Edinburgh’s six major theatres and concert halls, a few smaller venues and often some unconventional ones too, come alive with the best classical music, theatre, opera, dance and visual art from around the globe.
Edinburg Internatinal Festival is highly playing with mobile / Social Network / Augmented reality tools :
1. EdTwinge – (extract of mashable.com) – If you’re lucky enough to have made it to Edinburgh’s Fringe Festival, the world’s biggest arts festival, you might have a little trouble working out what acts to see. Never fear: there’s now a service that scans Twitter for reviews of Fringe performances and assigns a score to each.
The service, called EdTwinge, was developed by Mike Coulter, Andrew Burnett, Jim Wolff and digital agency Blonde. They say of the site:
EdTwinge.com is a Twitter-powered review service that collects any tweet that mentions a festival show, then does some clever analysis on whether people like or dislike it,
and provides a realtime Top 10 of acts in each main genre. You can also see what people are saying about each show, and connect with any acts that have a Twitter name.
This “karma” system is particuarly intriguing: if proven to work, it could be extended to hundreds of Twitter () topics from restaurant reviews to concert ratings.
2. The Festival Program and more is an iphone app – Edfest (The Gardian Extract)
In the 18 months I’ve owned it, my iPhone is solved numerous problems I didn’t know I had. There’s the MiniPiano application, with its tiny virtual keyboard – perfect for picking out a tune with one finger, should I ever feel the need. There’s Shazam, which does what my brain used to: listen to any song and remind me what it’s called. Now there’s a new free app called EdFest, offering to be my "guide to the festival city". Do I need a guide to the festival city? I look at my tattered fringe programme, its pages curled from too much rain. Maybe I do.
My iPhone odyssey begins on the Royal Mile. I hit the button marked Edfest, it asks me where I am, and a menu of genres appears. This looks hopeful: I can search events not only by title, start time and rating, but by proximity. Daniel Kitson is only 721 metres and 22 minutes away, and presumably this is the show rather than Kitson himself (the comedian stalker app isn’t yet available). Stacy Meyer is closer (just 24 metres away at the Underbelly), but she doesn’t start for another eight hours.
That’s too long a wait, but I’m enjoying the festival satnav. I meander down Chambers Street, giddy with possibility. A blues bar is just 324 metres away, my phone says. Tales of the Apocalypse – "gravity-defying aerial circus conjuring up imagery of imminent doom" – is even closer, at 232 metres, and about to start. This is tempting, but I’m nearing the Pleasance and only sketch-based comedy will do. I’m homing in: 84 metres and counting to Late Night Gimp Fight. The box office still has tickets. Victory for the iPhone.
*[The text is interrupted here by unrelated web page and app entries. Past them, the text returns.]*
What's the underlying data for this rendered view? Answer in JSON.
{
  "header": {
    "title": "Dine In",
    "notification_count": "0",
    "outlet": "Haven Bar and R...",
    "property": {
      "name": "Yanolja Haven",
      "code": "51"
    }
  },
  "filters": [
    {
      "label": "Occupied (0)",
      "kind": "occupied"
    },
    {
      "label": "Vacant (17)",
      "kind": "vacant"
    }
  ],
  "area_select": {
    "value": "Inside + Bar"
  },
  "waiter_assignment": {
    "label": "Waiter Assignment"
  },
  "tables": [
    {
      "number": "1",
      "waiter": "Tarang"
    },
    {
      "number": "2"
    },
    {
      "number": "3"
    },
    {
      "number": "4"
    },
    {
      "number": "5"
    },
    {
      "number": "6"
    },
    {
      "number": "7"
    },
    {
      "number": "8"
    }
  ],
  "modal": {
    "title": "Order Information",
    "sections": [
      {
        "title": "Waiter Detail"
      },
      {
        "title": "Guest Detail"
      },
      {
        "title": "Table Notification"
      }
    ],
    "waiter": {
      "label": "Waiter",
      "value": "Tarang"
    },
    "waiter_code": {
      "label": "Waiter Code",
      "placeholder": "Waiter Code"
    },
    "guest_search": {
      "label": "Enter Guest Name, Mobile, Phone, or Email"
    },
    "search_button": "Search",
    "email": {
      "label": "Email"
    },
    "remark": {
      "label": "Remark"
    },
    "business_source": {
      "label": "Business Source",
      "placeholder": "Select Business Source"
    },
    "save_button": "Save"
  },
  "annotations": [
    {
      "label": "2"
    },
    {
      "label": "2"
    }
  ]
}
But in the bustle of the beer garden, I feel a little sad pawing away at my tiny screen. I get chatting to a mother and daughter from Belfast. They rely on old-fashioned tips, such as word of mouth and flyers. "We read the reviews carefully," the mother says. Would they take advice from a phone? The daughter looks at me: I detect pity. "Only if I had time on my hands," she says.